Image: ATV and trailer at the house site.
“You’re going to need a tractor”, one friend advises sagely. Another friend, who owns a remote piece of property up in the Hazelton area, tells us how useful his ATV has been for working around the property. Fifty acres is a lot of land – our friends tell us that we will need something with an engine. However, neither of us really wants to have yet another gasoline engine to feed, with the ever-increasing costs of fuel. And it seems to go against our principles to have a “motor vehicle” on the property. However, the last straw comes from the contractor who is designing the cabin for our site. “You’re not going to hand bomb all the materials up from the beach, are you?” he asks in disbelief. “The last time I had to do that …” and he goes off into stories of pain and injury. OK, I’m convinced to look at options. Maybe we’ll get a winch and a trailer. “I’ll check into things”, I tell the contractor. “Look at used ATVs”, he advises. “You might be able to get something cheap …”

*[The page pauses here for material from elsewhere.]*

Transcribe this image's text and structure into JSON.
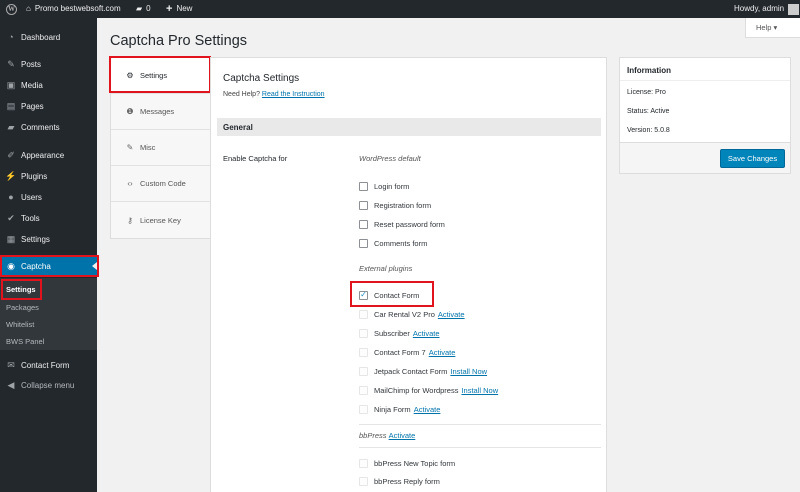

So on our last trip into Campbell River, over breakfast at a cafe, we asked a friendly fellow where we might find used ATVs. He gave us some directions to the local ATV distributer in Campbell River, and commented that they sometimes had used units for sale as well. I still wasn’t totally sold on the whole ATV business, but I told Ken that we would see what they had, and check out their trailers as well, since we would need a light trailer even if we only used a winch to pull it up from the beach. What I was thinking at the time was that I would leave the whole ATV decision up to luck. If there was going to be an ATV in my life, it would show up in the right place at the right price. Otherwise, we would carry on with our other plans.
We arrived at the ATV distributer, and I was feeling a bit tense as we walked up to a desk where two salesmen sat waiting. I don’t know the first thing about an ATV, and I was hoping these salesmen weren’t the predatory type. We explained our needs – we wanted an old beater ATV that could be used as a small tractor on a remote site, and a trailer to go with it. One salesman got up and took us out to their yard where a variety of ATVs, both new and used, were on display. There were some pretty delux models with hefty price tags, and I was sure the salesman was going to take us to one of those, and spend a bunch of time convincing us that we really needed a brand new, top-of-the-line model. But no, he took us to the littlest ATV in the line-up, an old Kawasaki Bayou 300 which had clearly been around for awhile. However, it looked to be in reasonably good shape, and it started up and went through its paces well enough. Then he took us around to their storage area and showed us a trailer. Not one of the new fancy low-slung camouflage jobs that are the current rage, but an older custom-designed welded aluminum trailer with high sides, a drop tail-gate, and fat wheels – just the sort of trailer that would work for hauling wood, materials, and other supplies. It was well made, and Ken and I were both quite impressed. “So …”, the salesman said, “$3000 for the pair”. We would have happily paid $3000 just for the trailer, as we both know how much good aluminum work costs. Having had some mixed adventures with sales people, I was pleasantly surprised at how well this salesman had judged our needs and pocketbook, and had come up with a good solution. It’s not often that you find talented people like that! Before we put our money down, we checked the cost of getting a winch/trailer system rather than an ATV and trailer. As it turned out, we couldn’t even get a good winch for $3000. So in the end, the ATV option was the most economical choice.
So here we are, ten days later, standing at the entrance to our house site, watching the Hardwicke Transporter coming across the inlet towards us. The Hardwicke Transporter is a “sea truck”, a shallow-draft, self-propelled, barge-like vessel with a ramp that can be lowered onto the beach for off-loading vehicles and equipment. Today, the Transporter is bringing a load of ATVs to Port Neville. It’s delivering our new-to-us ATV and trailer to our site, and will then drop two other ATVs off for our neighbours at the mouth of the inlet. By the way, our new ATV is called the “Mule”.
Image: Hardwicke Transporter coming up to our site.